> [Exercise brief] How many of the lines in the data contain "FAIR"? Give only the number.

Page and application data records:
____________________
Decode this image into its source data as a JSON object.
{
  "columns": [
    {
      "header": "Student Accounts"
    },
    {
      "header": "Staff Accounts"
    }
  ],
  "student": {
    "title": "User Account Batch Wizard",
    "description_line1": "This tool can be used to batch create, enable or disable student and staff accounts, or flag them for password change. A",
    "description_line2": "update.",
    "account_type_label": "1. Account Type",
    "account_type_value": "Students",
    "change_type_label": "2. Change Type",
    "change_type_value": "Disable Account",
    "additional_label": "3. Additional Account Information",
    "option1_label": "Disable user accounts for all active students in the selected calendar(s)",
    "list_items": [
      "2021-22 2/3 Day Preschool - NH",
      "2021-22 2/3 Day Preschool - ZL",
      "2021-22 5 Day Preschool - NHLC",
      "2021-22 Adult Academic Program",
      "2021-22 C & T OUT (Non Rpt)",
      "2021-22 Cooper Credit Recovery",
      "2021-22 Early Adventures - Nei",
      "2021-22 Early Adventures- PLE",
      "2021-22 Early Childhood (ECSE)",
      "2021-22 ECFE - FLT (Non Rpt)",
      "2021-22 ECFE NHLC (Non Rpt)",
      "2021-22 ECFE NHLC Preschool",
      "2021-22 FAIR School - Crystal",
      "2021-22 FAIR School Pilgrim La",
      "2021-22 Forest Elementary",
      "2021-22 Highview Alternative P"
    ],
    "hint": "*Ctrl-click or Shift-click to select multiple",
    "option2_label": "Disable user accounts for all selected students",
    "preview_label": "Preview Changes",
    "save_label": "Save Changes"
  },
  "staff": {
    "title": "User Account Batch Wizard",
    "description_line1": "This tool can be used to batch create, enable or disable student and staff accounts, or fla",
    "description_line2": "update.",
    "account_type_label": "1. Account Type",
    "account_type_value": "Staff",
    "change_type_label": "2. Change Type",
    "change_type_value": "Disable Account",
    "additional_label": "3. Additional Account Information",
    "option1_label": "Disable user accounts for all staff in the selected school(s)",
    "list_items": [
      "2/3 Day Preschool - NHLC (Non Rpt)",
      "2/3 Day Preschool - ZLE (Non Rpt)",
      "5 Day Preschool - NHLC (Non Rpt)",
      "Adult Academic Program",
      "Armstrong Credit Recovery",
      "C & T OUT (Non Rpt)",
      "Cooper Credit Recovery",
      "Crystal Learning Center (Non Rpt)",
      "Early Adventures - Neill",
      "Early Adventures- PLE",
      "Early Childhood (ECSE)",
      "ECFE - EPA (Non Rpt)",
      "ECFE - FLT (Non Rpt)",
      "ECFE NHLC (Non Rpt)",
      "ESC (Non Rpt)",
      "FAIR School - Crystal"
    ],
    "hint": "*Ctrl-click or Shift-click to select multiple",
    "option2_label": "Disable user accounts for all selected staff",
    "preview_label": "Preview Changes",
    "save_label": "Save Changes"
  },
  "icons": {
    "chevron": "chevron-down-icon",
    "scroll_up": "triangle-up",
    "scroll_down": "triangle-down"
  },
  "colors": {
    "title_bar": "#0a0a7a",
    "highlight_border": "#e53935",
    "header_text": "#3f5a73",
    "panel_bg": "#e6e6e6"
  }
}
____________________
> [Exercise result] 3